How to complete this task
Drop the pictures, then repeat every record exactly as it stands.

[Entries from a dataset of interfaces]
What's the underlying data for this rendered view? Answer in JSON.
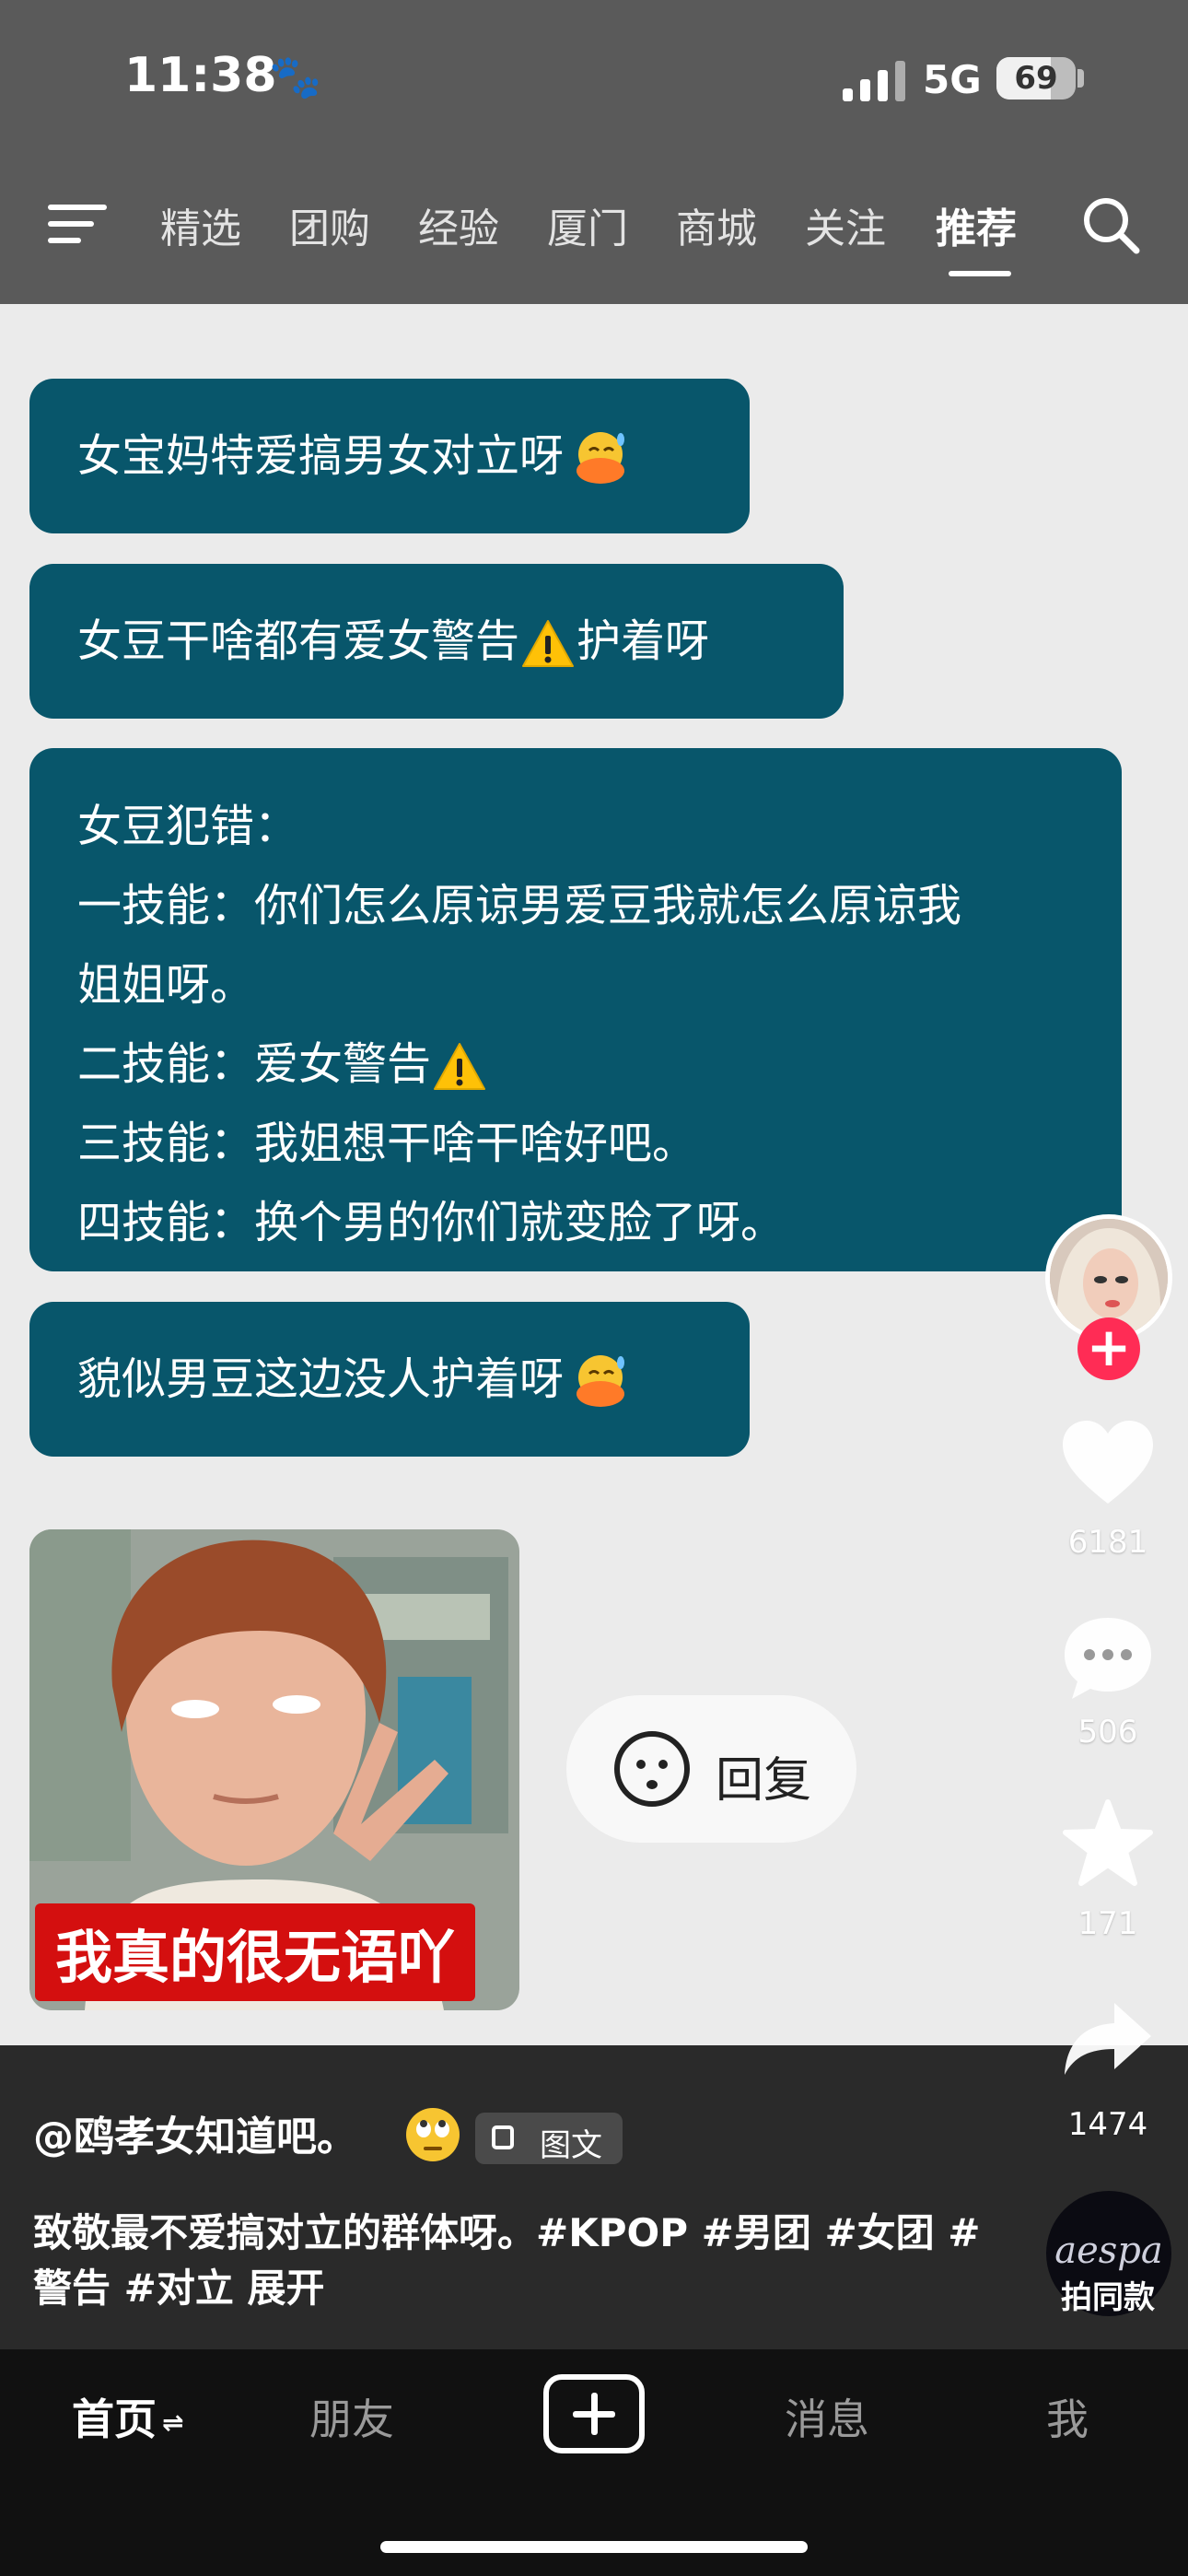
{
  "status_bar": {
    "time": "11:38",
    "network": "5G",
    "battery": "69",
    "battery_level": 0.69
  },
  "nav": {
    "tabs": [
      "精选",
      "团购",
      "经验",
      "厦门",
      "商城",
      "关注",
      "推荐"
    ],
    "active": "推荐"
  },
  "chat": {
    "messages": [
      {
        "text": "女宝妈特爱搞男女对立呀",
        "emoji": "duck-face"
      },
      {
        "text_before": "女豆干啥都有爱女警告",
        "text_after": "护着呀",
        "emoji": "warning"
      },
      {
        "lines": [
          "女豆犯错：",
          "一技能：你们怎么原谅男爱豆我就怎么原谅我",
          "姐姐呀。",
          "二技能：爱女警告",
          "三技能：我姐想干啥干啥好吧。",
          "四技能：换个男的你们就变脸了呀。"
        ]
      },
      {
        "text": "貌似男豆这边没人护着呀",
        "emoji": "duck-face"
      }
    ],
    "sticker_caption": "我真的很无语吖",
    "reply_label": "回复"
  },
  "side": {
    "likes": "6181",
    "comments": "506",
    "favorites": "171",
    "shares": "1474",
    "camera_same": "拍同款",
    "music_logo": "aespa"
  },
  "post": {
    "author": "@鸥孝女知道吧。",
    "tag": "图文",
    "description": "致敬最不爱搞对立的群体呀。#KPOP #男团 #女团 #警告 #对立",
    "expand": "展开"
  },
  "bottom_nav": {
    "home": "首页",
    "home_suffix": "⇌",
    "friends": "朋友",
    "messages": "消息",
    "me": "我"
  }
}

Answer to this exercise
What's the underlying data for this rendered view? Answer in JSON.
{
  "status_bar": {
    "time": "11:38",
    "network": "5G",
    "battery": "69",
    "battery_level": 0.69
  },
  "nav": {
    "tabs": [
      "精选",
      "团购",
      "经验",
      "厦门",
      "商城",
      "关注",
      "推荐"
    ],
    "active": "推荐"
  },
  "chat": {
    "messages": [
      {
        "text": "女宝妈特爱搞男女对立呀",
        "emoji": "duck-face"
      },
      {
        "text_before": "女豆干啥都有爱女警告",
        "text_after": "护着呀",
        "emoji": "warning"
      },
      {
        "lines": [
          "女豆犯错：",
          "一技能：你们怎么原谅男爱豆我就怎么原谅我",
          "姐姐呀。",
          "二技能：爱女警告",
          "三技能：我姐想干啥干啥好吧。",
          "四技能：换个男的你们就变脸了呀。"
        ]
      },
      {
        "text": "貌似男豆这边没人护着呀",
        "emoji": "duck-face"
      }
    ],
    "sticker_caption": "我真的很无语吖",
    "reply_label": "回复"
  },
  "side": {
    "likes": "6181",
    "comments": "506",
    "favorites": "171",
    "shares": "1474",
    "camera_same": "拍同款",
    "music_logo": "aespa"
  },
  "post": {
    "author": "@鸥孝女知道吧。",
    "tag": "图文",
    "description": "致敬最不爱搞对立的群体呀。#KPOP #男团 #女团 #警告 #对立",
    "expand": "展开"
  },
  "bottom_nav": {
    "home": "首页",
    "home_suffix": "⇌",
    "friends": "朋友",
    "messages": "消息",
    "me": "我"
  }
}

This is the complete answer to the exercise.